Already, I began my training in earnest. (16-20 week plan) My latest discipline is waking up as early as 5.00am to do my indoor-rides, outdoor-rides, and long runs. I have also begun training twice a day, especially on a full working day. My focus will be to be stronger in my open-water swim, and be quicker and tougher on the ride. For my swim, I am swimming regularly focused on efficient technique, core strength and a comfortable race-pace. My rides will include more spin efficiency, riding with strong riders, and taking on more hilly conditions.This will allow me a better shot at a sub-4 hour marathon (one of my dreams). I have been speaking to Kona finishers and gleaning their wisdom. This include my coach Craig Holland (2005), and my tri-buddy Clifford Lee (2010, Legacy Lottery winner).
- What next after Kona and will you still do Ironman races or take up a new challenge?
I have IMNZ 2013 and IM Melbourne 2013, three weeks of each other.

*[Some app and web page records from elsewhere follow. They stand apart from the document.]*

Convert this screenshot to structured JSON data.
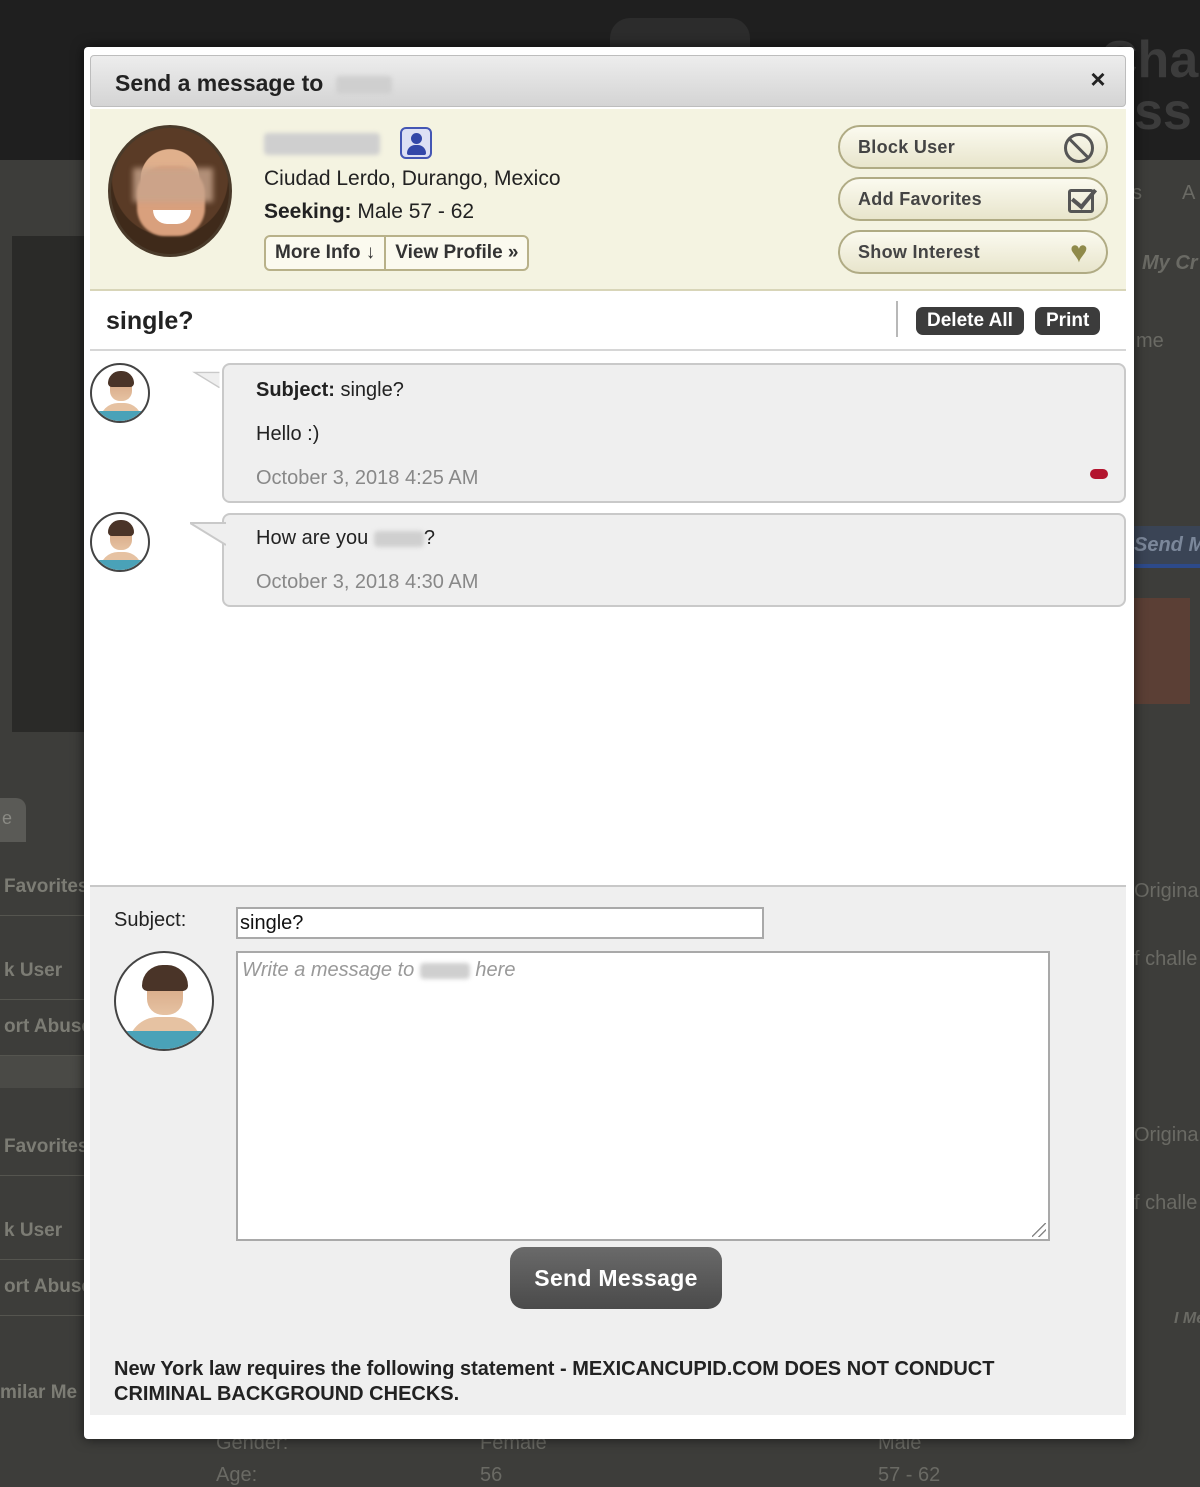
{
  "background": {
    "header_text_1": "Chan",
    "header_text_2": "ss",
    "left_tab": "e",
    "left_items": [
      "Favorites",
      "k User",
      "ort Abuse",
      "Favorites",
      "k User",
      "ort Abuse"
    ],
    "similar": "milar Me",
    "right_texts": [
      "s",
      "A",
      "My Cr",
      "me",
      "Origina",
      "f challe",
      "Origina",
      "f challe",
      "I Me"
    ],
    "right_send": "Send M",
    "bottom": {
      "gender_label": "Gender:",
      "gender_value": "Female",
      "seeking_value": "Male",
      "age_label": "Age:",
      "age_value": "56",
      "age_range": "57 - 62"
    }
  },
  "modal": {
    "title": "Send a message to",
    "close_label": "×",
    "profile": {
      "location": "Ciudad Lerdo, Durango, Mexico",
      "seeking_label": "Seeking:",
      "seeking_value": "Male 57 - 62",
      "more_info_label": "More Info ↓",
      "view_profile_label": "View Profile »"
    },
    "actions": {
      "block_label": "Block User",
      "favorites_label": "Add Favorites",
      "interest_label": "Show Interest",
      "heart_glyph": "♥"
    },
    "thread": {
      "subject": "single?",
      "delete_all_label": "Delete All",
      "print_label": "Print"
    },
    "messages": [
      {
        "subject_label": "Subject:",
        "subject": "single?",
        "body": "Hello :)",
        "date": "October 3, 2018 4:25 AM"
      },
      {
        "body_prefix": "How are you",
        "body_suffix": "?",
        "date": "October 3, 2018 4:30 AM"
      }
    ],
    "compose": {
      "subject_label": "Subject:",
      "subject_value": "single?",
      "placeholder_prefix": "Write a message to",
      "placeholder_suffix": "here",
      "send_label": "Send Message"
    },
    "law_note": "New York law requires the following statement - MEXICANCUPID.COM DOES NOT CONDUCT CRIMINAL BACKGROUND CHECKS."
  },
  "colors": {
    "unread": "#b3142e",
    "profile_bg": "#f4f3e1",
    "accent_icon": "#3347a8"
  }
}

That will be my biggest challenge so far, to assess if my body can withstand the assault and onslaught within a shorter time-frame. I believe I will still do Ironman triathlons for a few more years, opting new locations for vacation.

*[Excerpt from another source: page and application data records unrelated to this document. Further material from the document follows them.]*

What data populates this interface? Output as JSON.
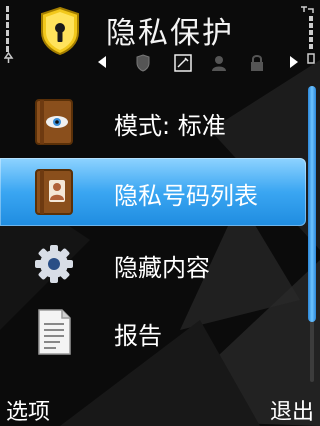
{
  "header": {
    "title": "隐私保护",
    "app_icon": "shield-keyhole-icon",
    "status_left_icon": "signal-strength-icon",
    "status_right_icon": "battery-level-icon",
    "tabs": [
      {
        "icon": "shield-icon",
        "active": false
      },
      {
        "icon": "notebook-icon",
        "active": true
      },
      {
        "icon": "person-icon",
        "active": false
      },
      {
        "icon": "lock-icon",
        "active": false
      }
    ]
  },
  "list": {
    "items": [
      {
        "label": "模式: 标准",
        "icon": "eye-book-icon",
        "selected": false
      },
      {
        "label": "隐私号码列表",
        "icon": "contact-book-icon",
        "selected": true
      },
      {
        "label": "隐藏内容",
        "icon": "gear-icon",
        "selected": false
      },
      {
        "label": "报告",
        "icon": "report-document-icon",
        "selected": false
      }
    ]
  },
  "softkeys": {
    "left": "选项",
    "right": "退出"
  },
  "colors": {
    "highlight": "#3aa6f2",
    "shield": "#f2c81b"
  }
}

- Tell us about the one or a few inspirational moments of your Triathlon career. Are there any standout moments or memories or accomplishments you are most proud of?

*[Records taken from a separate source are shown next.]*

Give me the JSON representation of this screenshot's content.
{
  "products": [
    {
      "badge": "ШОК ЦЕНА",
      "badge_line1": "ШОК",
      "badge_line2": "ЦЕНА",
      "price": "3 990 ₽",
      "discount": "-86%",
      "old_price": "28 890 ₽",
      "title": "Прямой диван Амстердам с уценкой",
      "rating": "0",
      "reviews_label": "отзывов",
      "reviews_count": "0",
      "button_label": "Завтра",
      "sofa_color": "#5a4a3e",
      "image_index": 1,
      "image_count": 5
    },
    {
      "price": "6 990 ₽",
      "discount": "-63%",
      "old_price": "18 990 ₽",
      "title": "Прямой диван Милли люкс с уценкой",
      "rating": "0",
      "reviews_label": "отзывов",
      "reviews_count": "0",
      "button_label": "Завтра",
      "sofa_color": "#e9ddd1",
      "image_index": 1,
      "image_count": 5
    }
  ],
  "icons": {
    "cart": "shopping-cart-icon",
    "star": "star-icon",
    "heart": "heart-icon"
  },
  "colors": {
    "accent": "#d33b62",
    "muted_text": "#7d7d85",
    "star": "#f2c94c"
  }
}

Earning a PB/BQ in the Hong Kong Marathon, finishing the Ironman 70.3 World Championships in 2008/2009, and winning the Kona Legacy Lottery. Racing funds for IMNZ charity (since 2010), Cystic Fibrosis For Kids really motivates me, and I am inspired by both adults and children with this condition. Getting additional donation this year, up to two weeks after completion was a pleasant surprise, as we exceeded our initial target.
- What do you enjoy the most about our sport?
The friendships, extended friendships, the sense of family, sense of shared achievement, and sense of adventure. There is mutual respect for participating and finishing.
- What is your favourite race and why?
Based on my pattern of finishers, IMNZ is one of them because I love the relatively untouched nature of the country. Based on toughness, it has to be Ironman Lanzarote’s hilly but picturesque bike-course.
- Who or what in Triathlon inspires you?
Many things inspire me: mainly the participants and their stories. The segment on the Everyday Person in the Ironman DVDs brings my emotiions out. I still choke back when I watch Blazeman, The Hoyts, and the physcially-challenged athletes (including my firend and world champion, Dr Hannes).
- Do you have a favourite workout and if you do what is it?
Riding indoors has been, strangely, my preferred challenge. I have done 3.5 hours, and I aim to do 6-7 hours (before Kona) like my friend Dr Kua Harn Wei, a deca-Ironman finisher/former-world champion has done (regularly).
- What’s one unique thing we might see if we peeked inside your training bag?
I have no training-bag. I travel light when I train. I suppose it has to be power-gels, my Garmin 310XT/910XT watch, and my shades. I take a minimalist approach to training, and my shower at home.
- What’s your favorite pre-race or mid-race fuel?
My Coach, Craig Holland had me convert to Hammer Nutrition’s Perpeteum. I have found it causes no GI-distress for me. Pre-race, I like to consume a packet of gel.
- Do you have any rituals or good luck routines you do before a race?
I don’t shave before the race, and am scruffy-looking. It is a Samson thing.
- What’s your favorite triathlon discipline to compete at?
I suppose it is the run leg, however I don’t enjoy running very much. I enjoy the racing though.
- What’s something people might be surprised to find out about you?
As Mike Riley announced at the finishing-chute at IMNZ 2013, that I speak
I am also a semi-professional magician.
- When you are not training or competing, people can find you:
Volunteering at charity events, practising magic, performing magic, writing,
and watching films.
- What’s the one race you haven’t done yet that you like to do someday. (and why)
On my bucket list are Norseman Extreme Triathlon, Challenge Wanaka,
and perhaps,an X-Terra race.